(Data records for software interfaces)
━━━━━━━━━━━━━━━━━━━━━━━━━━━━━━
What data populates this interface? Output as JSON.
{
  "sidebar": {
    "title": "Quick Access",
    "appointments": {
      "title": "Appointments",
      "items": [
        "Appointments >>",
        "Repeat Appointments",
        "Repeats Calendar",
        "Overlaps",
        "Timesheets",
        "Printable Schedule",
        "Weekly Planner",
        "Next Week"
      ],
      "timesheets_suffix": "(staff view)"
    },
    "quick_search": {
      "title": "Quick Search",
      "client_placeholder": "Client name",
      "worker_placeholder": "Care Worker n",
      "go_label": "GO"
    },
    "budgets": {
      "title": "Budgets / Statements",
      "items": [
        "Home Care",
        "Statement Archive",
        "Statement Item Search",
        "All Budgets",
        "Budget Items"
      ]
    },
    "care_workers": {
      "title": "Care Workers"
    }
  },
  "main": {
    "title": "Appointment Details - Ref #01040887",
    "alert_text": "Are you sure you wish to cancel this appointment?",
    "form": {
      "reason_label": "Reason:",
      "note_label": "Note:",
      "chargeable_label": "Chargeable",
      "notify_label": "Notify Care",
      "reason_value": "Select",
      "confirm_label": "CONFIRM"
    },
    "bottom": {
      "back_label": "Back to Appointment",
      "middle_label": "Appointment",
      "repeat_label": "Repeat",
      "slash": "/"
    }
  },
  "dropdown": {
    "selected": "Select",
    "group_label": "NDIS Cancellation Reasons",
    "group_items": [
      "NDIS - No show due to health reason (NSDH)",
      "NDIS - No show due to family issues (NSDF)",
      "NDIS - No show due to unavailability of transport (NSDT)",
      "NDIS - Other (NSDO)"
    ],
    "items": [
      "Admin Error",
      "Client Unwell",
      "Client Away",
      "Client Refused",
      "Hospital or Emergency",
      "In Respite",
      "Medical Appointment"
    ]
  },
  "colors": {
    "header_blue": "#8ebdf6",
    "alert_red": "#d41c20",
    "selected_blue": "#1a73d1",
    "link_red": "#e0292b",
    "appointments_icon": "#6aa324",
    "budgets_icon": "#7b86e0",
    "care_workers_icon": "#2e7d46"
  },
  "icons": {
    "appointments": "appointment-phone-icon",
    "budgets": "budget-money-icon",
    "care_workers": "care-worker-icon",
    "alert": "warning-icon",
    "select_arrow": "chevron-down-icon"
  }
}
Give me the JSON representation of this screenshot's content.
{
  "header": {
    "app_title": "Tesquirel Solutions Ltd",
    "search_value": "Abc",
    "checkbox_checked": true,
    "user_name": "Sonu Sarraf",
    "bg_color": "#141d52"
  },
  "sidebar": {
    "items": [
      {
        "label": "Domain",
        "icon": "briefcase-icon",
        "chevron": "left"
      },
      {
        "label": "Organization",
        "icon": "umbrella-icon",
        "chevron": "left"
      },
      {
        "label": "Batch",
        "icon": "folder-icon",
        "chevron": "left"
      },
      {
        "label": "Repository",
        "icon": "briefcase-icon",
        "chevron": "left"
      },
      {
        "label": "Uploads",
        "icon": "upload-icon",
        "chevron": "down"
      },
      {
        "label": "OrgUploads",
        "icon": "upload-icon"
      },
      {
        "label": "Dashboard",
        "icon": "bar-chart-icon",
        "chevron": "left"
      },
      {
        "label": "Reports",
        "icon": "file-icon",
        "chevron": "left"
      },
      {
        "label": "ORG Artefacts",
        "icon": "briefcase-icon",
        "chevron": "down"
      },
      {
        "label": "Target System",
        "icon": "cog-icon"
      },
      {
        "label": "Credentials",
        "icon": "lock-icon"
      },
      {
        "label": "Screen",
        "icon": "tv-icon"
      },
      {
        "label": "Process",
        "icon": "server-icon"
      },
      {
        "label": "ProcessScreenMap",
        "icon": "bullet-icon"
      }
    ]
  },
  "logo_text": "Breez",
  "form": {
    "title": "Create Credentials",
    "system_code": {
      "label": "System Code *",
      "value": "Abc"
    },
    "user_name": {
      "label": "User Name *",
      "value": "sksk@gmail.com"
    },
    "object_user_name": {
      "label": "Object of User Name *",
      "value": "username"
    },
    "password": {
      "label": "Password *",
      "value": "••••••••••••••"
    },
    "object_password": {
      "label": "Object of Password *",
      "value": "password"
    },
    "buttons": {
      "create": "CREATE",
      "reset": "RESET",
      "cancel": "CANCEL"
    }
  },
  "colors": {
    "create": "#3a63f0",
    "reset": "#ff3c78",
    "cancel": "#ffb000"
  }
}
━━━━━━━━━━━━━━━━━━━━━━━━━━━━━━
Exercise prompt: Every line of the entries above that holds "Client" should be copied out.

Output for this task:
      "client_placeholder": "Client name",
      "Client Unwell",
      "Client Away",
      "Client Refused",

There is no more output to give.